Date of Award

Winter 2013

Document Type


Degree Name

Doctor of Philosophy (PhD)


Counseling & Human Services


Counselor Education and Supervision

Committee Director

Theodore P. Remley, Jr.

Committee Member

Kathleen Levingston

Committee Member

Garrett McAuliffe


Attention Deficit Hyperactivity Disorder (ADHD) is a disorder that has been documented in medical and mental health literature for over 100 years (Still, 1902). ADHD is a neurobiological based disorder characterized by three major symptoms identified at clinical levels and validated by diagnostic criteria established for the diagnosis of children before the age of seven (Diagnostic and Statistical Manual of Mental Disorders, 4 th edition-Text Revision; DSM-IV; American Psychiatric Association, 2000). The three diagnostic criteria are inattention, impulsivity, and hyperactivity that have been observed at clinical levels.

Because many signs of the disorder were believed to discontinue with maturity, it was originally believed that ADHD did not apply to adults (Nadeau, 1995). Barkley, Murphy, and Fischer (2008) argued that nearly 5% of adults or 11 million adults in the United States have been identified as ADHD adults. Research suggests that ADHD remains hidden in adults and the prevalence of other comorbid conditions further complicates diagnosis and treatment (Wasserstein, 2005).
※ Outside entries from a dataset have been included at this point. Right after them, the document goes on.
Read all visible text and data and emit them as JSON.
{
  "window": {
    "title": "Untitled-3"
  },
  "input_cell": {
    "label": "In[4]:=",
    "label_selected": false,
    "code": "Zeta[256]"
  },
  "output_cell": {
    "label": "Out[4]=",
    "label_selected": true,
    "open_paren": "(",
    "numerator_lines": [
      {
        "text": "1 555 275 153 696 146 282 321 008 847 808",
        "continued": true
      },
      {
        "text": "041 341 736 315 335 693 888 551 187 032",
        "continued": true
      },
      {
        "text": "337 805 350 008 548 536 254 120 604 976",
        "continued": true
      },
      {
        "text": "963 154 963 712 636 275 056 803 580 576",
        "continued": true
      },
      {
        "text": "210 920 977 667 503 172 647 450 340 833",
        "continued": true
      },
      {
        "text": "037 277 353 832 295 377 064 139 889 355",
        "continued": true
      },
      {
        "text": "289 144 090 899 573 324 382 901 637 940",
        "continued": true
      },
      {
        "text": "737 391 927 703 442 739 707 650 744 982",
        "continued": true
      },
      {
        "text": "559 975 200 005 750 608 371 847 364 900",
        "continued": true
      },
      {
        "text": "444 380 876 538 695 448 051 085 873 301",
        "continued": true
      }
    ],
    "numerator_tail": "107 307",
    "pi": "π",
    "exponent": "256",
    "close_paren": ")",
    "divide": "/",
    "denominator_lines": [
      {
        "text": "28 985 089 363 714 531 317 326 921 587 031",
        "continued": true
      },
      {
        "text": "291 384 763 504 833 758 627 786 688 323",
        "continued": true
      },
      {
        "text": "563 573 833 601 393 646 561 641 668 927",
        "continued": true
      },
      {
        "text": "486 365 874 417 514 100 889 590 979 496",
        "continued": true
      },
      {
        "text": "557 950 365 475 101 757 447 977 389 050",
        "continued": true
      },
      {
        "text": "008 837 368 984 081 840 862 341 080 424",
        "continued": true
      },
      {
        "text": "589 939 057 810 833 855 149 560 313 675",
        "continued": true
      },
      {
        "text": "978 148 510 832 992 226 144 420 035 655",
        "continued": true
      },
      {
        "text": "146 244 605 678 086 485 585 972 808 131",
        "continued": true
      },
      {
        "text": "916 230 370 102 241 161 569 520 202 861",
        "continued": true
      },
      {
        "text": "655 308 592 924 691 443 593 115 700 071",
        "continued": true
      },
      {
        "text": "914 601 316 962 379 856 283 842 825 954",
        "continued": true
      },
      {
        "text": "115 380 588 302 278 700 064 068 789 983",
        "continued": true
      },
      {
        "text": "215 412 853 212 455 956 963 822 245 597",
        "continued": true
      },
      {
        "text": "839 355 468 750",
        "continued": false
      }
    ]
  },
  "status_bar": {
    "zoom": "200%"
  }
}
Due to a growing realization that adults can have ADHD, there is a pressing need for diagnosis and psychological treatment. Diagnosis and treatment options for this population are largely under researched. No qualitative studies have been located that have asked mental health professionals who have experience treating adults with ADHD about their practices. This study will explore the experiences and perceptions of mental health professionals who provide diagnosis and treatment to adults with ADHD. The DSM-IV (APA, 2000) was the diagnostic standard used and discussed by research participants during the majority of the study. The DSM-5 (APA, 2013) was introduced in May, 2013; the implications of these diagnostic changes are yet unrealized. It is anticipated the results of this study will contribute to the field to provide information on best practices in treating ADHD adults.